MATERIAL PROVIDED below:

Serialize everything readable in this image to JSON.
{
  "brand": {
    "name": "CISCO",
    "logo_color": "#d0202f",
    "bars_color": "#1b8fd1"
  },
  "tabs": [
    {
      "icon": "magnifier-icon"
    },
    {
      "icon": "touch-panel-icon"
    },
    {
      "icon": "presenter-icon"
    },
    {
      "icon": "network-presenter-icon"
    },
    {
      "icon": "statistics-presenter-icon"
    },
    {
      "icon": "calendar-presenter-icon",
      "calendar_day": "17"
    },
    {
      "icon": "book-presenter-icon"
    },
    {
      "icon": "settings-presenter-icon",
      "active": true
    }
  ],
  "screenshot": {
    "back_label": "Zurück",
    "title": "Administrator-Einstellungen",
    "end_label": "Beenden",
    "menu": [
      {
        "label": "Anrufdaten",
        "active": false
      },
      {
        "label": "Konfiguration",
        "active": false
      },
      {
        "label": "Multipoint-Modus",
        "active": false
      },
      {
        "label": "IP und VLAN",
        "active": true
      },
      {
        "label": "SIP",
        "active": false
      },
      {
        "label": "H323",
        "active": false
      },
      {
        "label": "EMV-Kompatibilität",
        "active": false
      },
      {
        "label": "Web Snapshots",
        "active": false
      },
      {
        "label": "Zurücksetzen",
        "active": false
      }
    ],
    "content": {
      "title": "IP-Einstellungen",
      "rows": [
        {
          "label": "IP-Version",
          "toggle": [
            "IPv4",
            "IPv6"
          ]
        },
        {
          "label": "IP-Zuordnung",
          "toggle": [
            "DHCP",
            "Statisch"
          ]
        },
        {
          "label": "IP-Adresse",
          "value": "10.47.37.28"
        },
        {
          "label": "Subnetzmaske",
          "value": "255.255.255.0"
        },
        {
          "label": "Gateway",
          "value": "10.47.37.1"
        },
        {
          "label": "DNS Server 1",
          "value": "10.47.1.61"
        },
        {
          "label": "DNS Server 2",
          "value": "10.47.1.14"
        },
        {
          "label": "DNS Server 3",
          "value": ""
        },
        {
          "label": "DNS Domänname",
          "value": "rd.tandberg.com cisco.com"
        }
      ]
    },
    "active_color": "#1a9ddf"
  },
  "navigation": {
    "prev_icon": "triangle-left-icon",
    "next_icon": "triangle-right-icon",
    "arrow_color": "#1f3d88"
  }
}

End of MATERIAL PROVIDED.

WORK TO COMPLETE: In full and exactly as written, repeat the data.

EXPECTED OUTPUT:
Serialize everything readable in this image to JSON.
{
  "brand": {
    "name": "CISCO",
    "logo_color": "#d0202f",
    "bars_color": "#1b8fd1"
  },
  "tabs": [
    {
      "icon": "magnifier-icon"
    },
    {
      "icon": "touch-panel-icon"
    },
    {
      "icon": "presenter-icon"
    },
    {
      "icon": "network-presenter-icon"
    },
    {
      "icon": "statistics-presenter-icon"
    },
    {
      "icon": "calendar-presenter-icon",
      "calendar_day": "17"
    },
    {
      "icon": "book-presenter-icon"
    },
    {
      "icon": "settings-presenter-icon",
      "active": true
    }
  ],
  "screenshot": {
    "back_label": "Zurück",
    "title": "Administrator-Einstellungen",
    "end_label": "Beenden",
    "menu": [
      {
        "label": "Anrufdaten",
        "active": false
      },
      {
        "label": "Konfiguration",
        "active": false
      },
      {
        "label": "Multipoint-Modus",
        "active": false
      },
      {
        "label": "IP und VLAN",
        "active": true
      },
      {
        "label": "SIP",
        "active": false
      },
      {
        "label": "H323",
        "active": false
      },
      {
        "label": "EMV-Kompatibilität",
        "active": false
      },
      {
        "label": "Web Snapshots",
        "active": false
      },
      {
        "label": "Zurücksetzen",
        "active": false
      }
    ],
    "content": {
      "title": "IP-Einstellungen",
      "rows": [
        {
          "label": "IP-Version",
          "toggle": [
            "IPv4",
            "IPv6"
          ]
        },
        {
          "label": "IP-Zuordnung",
          "toggle": [
            "DHCP",
            "Statisch"
          ]
        },
        {
          "label": "IP-Adresse",
          "value": "10.47.37.28"
        },
        {
          "label": "Subnetzmaske",
          "value": "255.255.255.0"
        },
        {
          "label": "Gateway",
          "value": "10.47.37.1"
        },
        {
          "label": "DNS Server 1",
          "value": "10.47.1.61"
        },
        {
          "label": "DNS Server 2",
          "value": "10.47.1.14"
        },
        {
          "label": "DNS Server 3",
          "value": ""
        },
        {
          "label": "DNS Domänname",
          "value": "rd.tandberg.com cisco.com"
        }
      ]
    },
    "active_color": "#1a9ddf"
  },
  "navigation": {
    "prev_icon": "triangle-left-icon",
    "next_icon": "triangle-right-icon",
    "arrow_color": "#1f3d88"
  }
}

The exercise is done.